The Journal, cautiously adds the following: "the lofty predictions remain unproven, and skeptics remain. Most of the biggest oil companies are staying away. "Nobody has a good solid fix on this yet," notes Mr. Morehouse, (David F. Morehouse, senior geologist with the U.S. Department of Energy's Energy Information Administration) who says it will take more drilling to determine the true extent of the Bakken."
There are several key points in this story, which jibe very well with our position on Peak Oil.
- Peak oil is a reality, since it is clearly defined as a decline in production.
- Simultaneously, there is still plenty of oil to be found. But it is not easy or inexpensive to find and extract.
- Our long term caveat has been that oil companies aren't willing to go look for oil that they can't sell for a profit.
- Current prices, somewhere above the $50-$60 price range seem to be high enough to justify the increased risk of going after oil in otherwise ignored areas.
- The yields from these fields were negligible in times of plentiful supplies. But, now, when geopolitical pressures, and increasingly hostile environments, such as the high seas during hurricane season are making life difficult for oil companies, formerly "dry" holes, are looking attractive once again.
Our conclusion remains the same. There is probably enough oil on this planet to last a long time. The big problem is how to find it, how to get it out, and how to keep profit margins at a level that makes all the extra risk worthwhile.
The outcome for consumers is still the same. Higher oil prices are here to stay, barring a major economic catastrophe.
Is A Price Explosion Coming In Energy?
Is this the big run to $100 oil? $3.00 gas, is already almost a foregone conclusion, at least for drivers that use premium gasoline in their vehicles.
Oil prices remained above $67 overnight in near term contracts, as U.S. gasoline supplies fell a surprising 14.1 million barrels in the last reporting week.
Last week, we noted that the switch from gasoline containing MTBE to fuel mixed with ethanol and other additives would be difficult, due to the infrastructure problems facing the industry.
On April 1, we penned the following key points, worth repeating:
- Assuming that there is enough ethanol to meet demand, there is another issue, that of getting the stuff from one place to another.
- Because gasoline containing ethanol tends to attract water, it can't be shipped by pipeline. That means that trucks and railroad cars that specialize exclusively in the transport of the fuel will be needed.
- According to UPI: "Bill Douglass, who testified on behalf of the Society of Independent Gasoline Marketers of America and the National Association of Convenience Stores, told the committee that gasoline wholesalers were scrambling to hire more truckers as well as contractors to clean out and prepare tanks for ethanol storage."
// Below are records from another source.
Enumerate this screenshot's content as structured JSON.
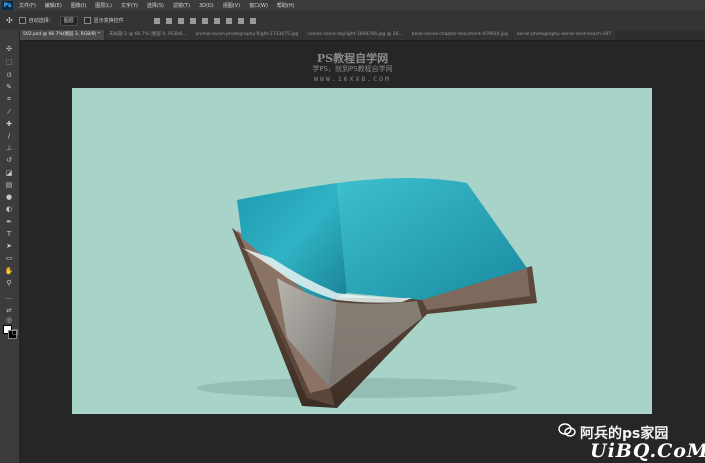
{
  "app": {
    "logo": "Ps"
  },
  "menu": [
    "文件(F)",
    "编辑(E)",
    "图像(I)",
    "图层(L)",
    "文字(Y)",
    "选择(S)",
    "滤镜(T)",
    "3D(D)",
    "视图(V)",
    "窗口(W)",
    "帮助(H)"
  ],
  "options": {
    "auto_select_label": "自动选择：",
    "auto_select_value": "图层",
    "show_transform_label": "显示变换控件"
  },
  "tabs": [
    {
      "label": "502.psd @ 66.7%(图层 3, RGB/8) *",
      "active": true
    },
    {
      "label": "未标题-2 @ 66.7% (图层 0, RGB/8...",
      "active": false
    },
    {
      "label": "animal-avian-photography-flight-1723475.jpg",
      "active": false
    },
    {
      "label": "clouds-covid-daylight-1804766.jpg @ 26...",
      "active": false
    },
    {
      "label": "book-series-chapter-document-459924.jpg",
      "active": false
    },
    {
      "label": "aerial-photography-aerial-shot-beach-187",
      "active": false
    }
  ],
  "watermark": {
    "title": "PS教程自学网",
    "subtitle": "学PS，就到PS教程自学网",
    "url": "WWW.16XX8.COM"
  },
  "footer": {
    "account": "阿兵的ps家园",
    "site": "UiBQ.CoM"
  },
  "colors": {
    "canvas_bg": "#a8d3c9",
    "foreground_swatch": "#ffffff",
    "background_swatch": "#000000"
  }
}
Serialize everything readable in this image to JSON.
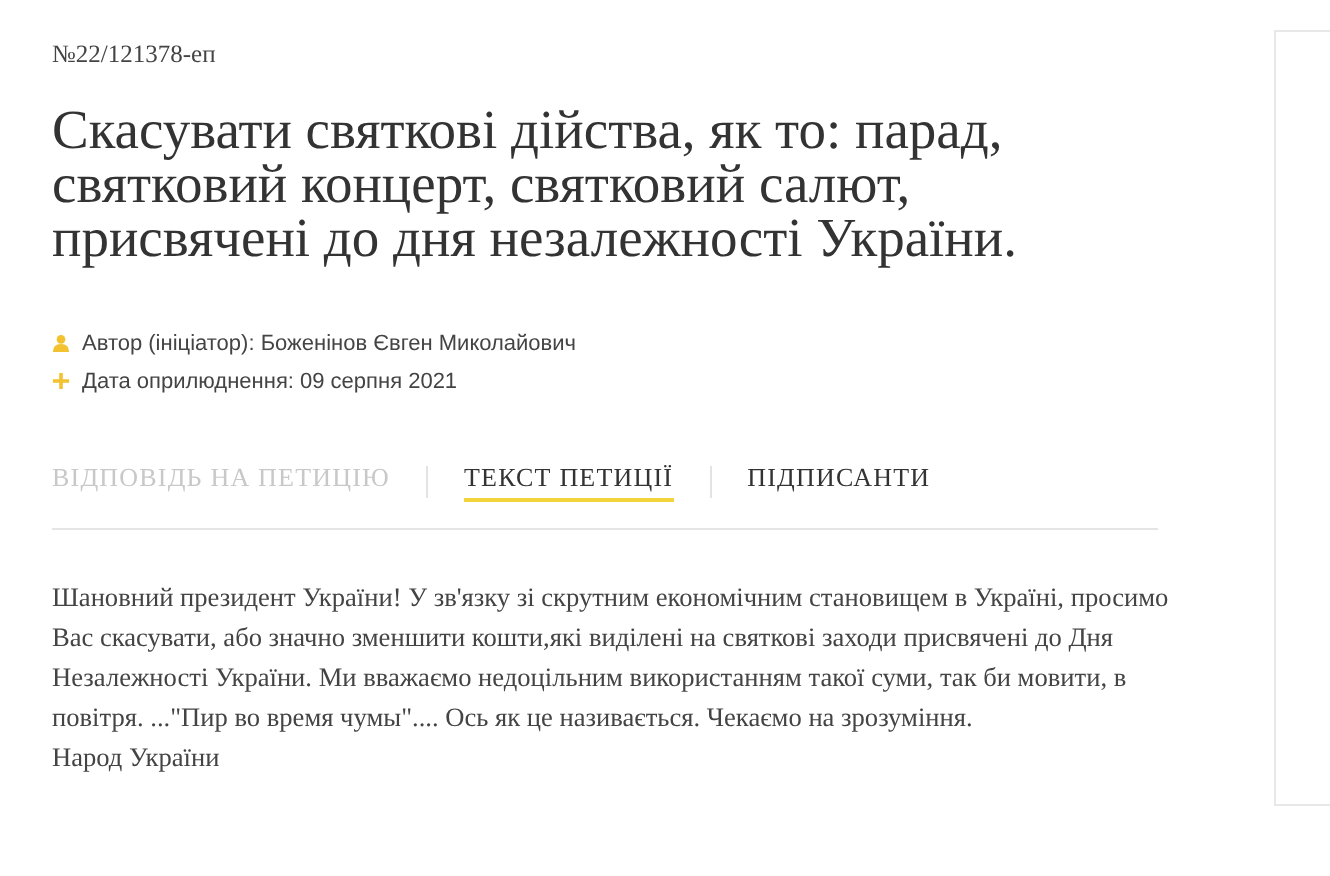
{
  "petition_number": "№22/121378-еп",
  "title": "Скасувати святкові дійства, як то: парад, святковий концерт, святковий салют, присвячені до дня незалежності України.",
  "meta": [
    {
      "kind": "author",
      "text": "Автор (ініціатор): Боженінов Євген Миколайович"
    },
    {
      "kind": "date",
      "text": "Дата оприлюднення: 09 серпня 2021"
    }
  ],
  "tabs": [
    {
      "label": "ВІДПОВІДЬ НА ПЕТИЦІЮ",
      "selected": false,
      "disabled": true
    },
    {
      "label": "ТЕКСТ ПЕТИЦІЇ",
      "selected": true,
      "disabled": false
    },
    {
      "label": "ПІДПИСАНТИ",
      "selected": false,
      "disabled": false
    }
  ],
  "body": "Шановний президент України! У зв'язку зі скрутним економічним становищем в Україні, просимо Вас скасувати, або значно зменшити кошти,які виділені на святкові заходи присвячені до Дня Незалежності України. Ми вважаємо недоцільним використанням такої суми, так би мовити, в повітря. ...\"Пир во время чумы\".... Ось як це називається. Чекаємо на зрозуміння.\nНарод України"
}
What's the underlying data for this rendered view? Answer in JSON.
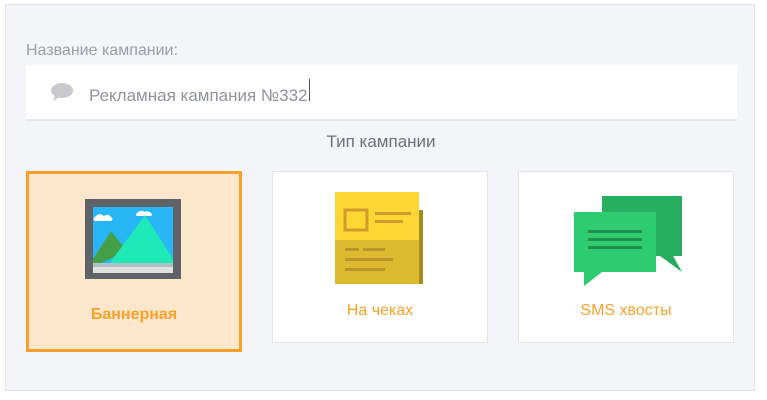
{
  "campaign_form": {
    "name_label": "Название кампании:",
    "name_value": "Рекламная кампания №332",
    "type_title": "Тип кампании"
  },
  "campaign_types": [
    {
      "label": "Баннерная",
      "icon": "banner-image-icon",
      "selected": true
    },
    {
      "label": "На чеках",
      "icon": "receipt-icon",
      "selected": false
    },
    {
      "label": "SMS хвосты",
      "icon": "sms-chat-icon",
      "selected": false
    }
  ],
  "colors": {
    "accent": "#f7a12b",
    "selected_bg": "#fde7cc",
    "panel_bg": "#f4f5f8",
    "receipt_yellow": "#fdd835",
    "sms_green": "#2ecc71"
  }
}
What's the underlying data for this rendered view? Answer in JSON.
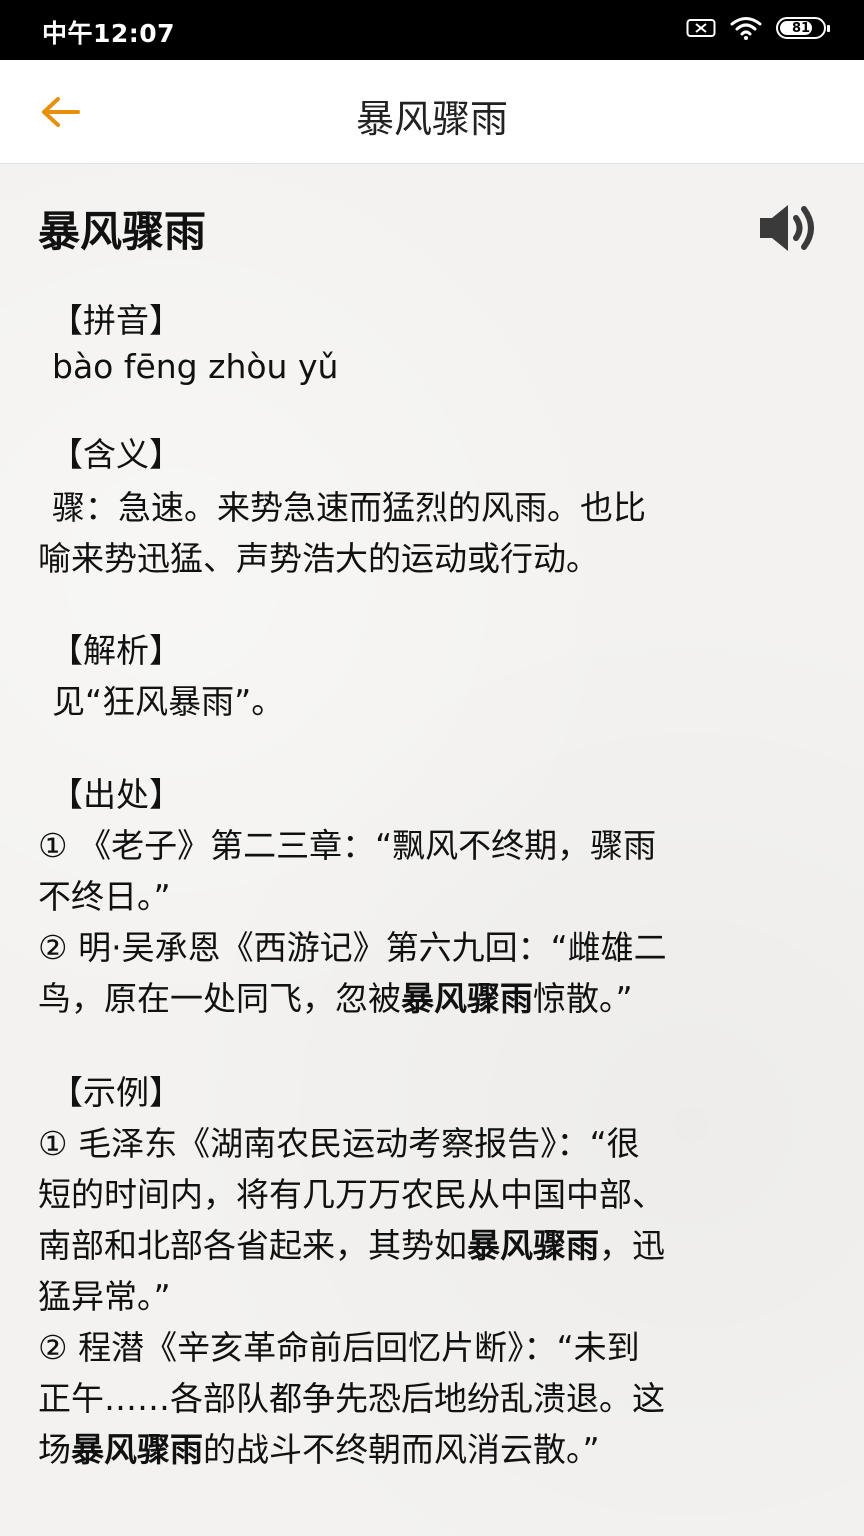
{
  "status_bar": {
    "time": "中午12:07",
    "battery_level": "81",
    "battery_percent": 81
  },
  "header": {
    "title": "暴风骤雨"
  },
  "entry": {
    "word": "暴风骤雨",
    "pinyin": {
      "heading": "【拼音】",
      "text": "bào fēng zhòu yǔ"
    },
    "meaning": {
      "heading": "【含义】",
      "line1": "骤：急速。来势急速而猛烈的风雨。也比",
      "line2": "喻来势迅猛、声势浩大的运动或行动。"
    },
    "analysis": {
      "heading": "【解析】",
      "text": "见“狂风暴雨”。"
    },
    "source": {
      "heading": "【出处】",
      "item1_line1": "① 《老子》第二三章：“飘风不终期，骤雨",
      "item1_line2": "不终日。”",
      "item2_line1": "② 明·吴承恩《西游记》第六九回：“雌雄二",
      "item2_line2_pre": "鸟，原在一处同飞，忽被",
      "item2_line2_kw": "暴风骤雨",
      "item2_line2_post": "惊散。”"
    },
    "example": {
      "heading": "【示例】",
      "item1_line1": "① 毛泽东《湖南农民运动考察报告》：“很",
      "item1_line2": "短的时间内，将有几万万农民从中国中部、",
      "item1_line3_pre": "南部和北部各省起来，其势如",
      "item1_line3_kw": "暴风骤雨",
      "item1_line3_post": "，迅",
      "item1_line4": "猛异常。”",
      "item2_line1": "② 程潜《辛亥革命前后回忆片断》：“未到",
      "item2_line2": "正午……各部队都争先恐后地纷乱溃退。这",
      "item2_line3_pre": "场",
      "item2_line3_kw": "暴风骤雨",
      "item2_line3_post": "的战斗不终朝而风消云散。”"
    }
  },
  "colors": {
    "accent": "#e8900c",
    "status_bar_bg": "#000000",
    "header_bg": "#ffffff",
    "content_bg": "#f3f2f0"
  },
  "icons": {
    "back": "arrow-left-icon",
    "speaker": "speaker-volume-icon",
    "sim": "sim-icon",
    "wifi": "wifi-icon"
  }
}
- According to the Oil & Gas Journal: "The ethanol supply crunch already is being felt now and will continue at least through May 6 when MTBE lawsuits can be moved into the federal court system. The ethanol supply chain faces issues of delivery of this new and necessary component of gasoline into terminals, then blended with RBOB to make finished gasoline, and finally delivered into service stations."
- The situation could be worsened by the fact that "many terminals do not have the space for separate tanks" in which to blend and hold the new ethanol blends "and many terminals lack access to the rail system used to deliver bulk ethanol."
Green energy stocks rallied on the news along with oil stocks, with the Wilderhill Clean Energy Index struggling to remain near its recent highs.
Crude oil is testing the $65-$70 area in near term contracts, but the September contract was trading above $70 overnight.
Oil and energy stocks, gained nicely on 4-5 and look ready to move higher.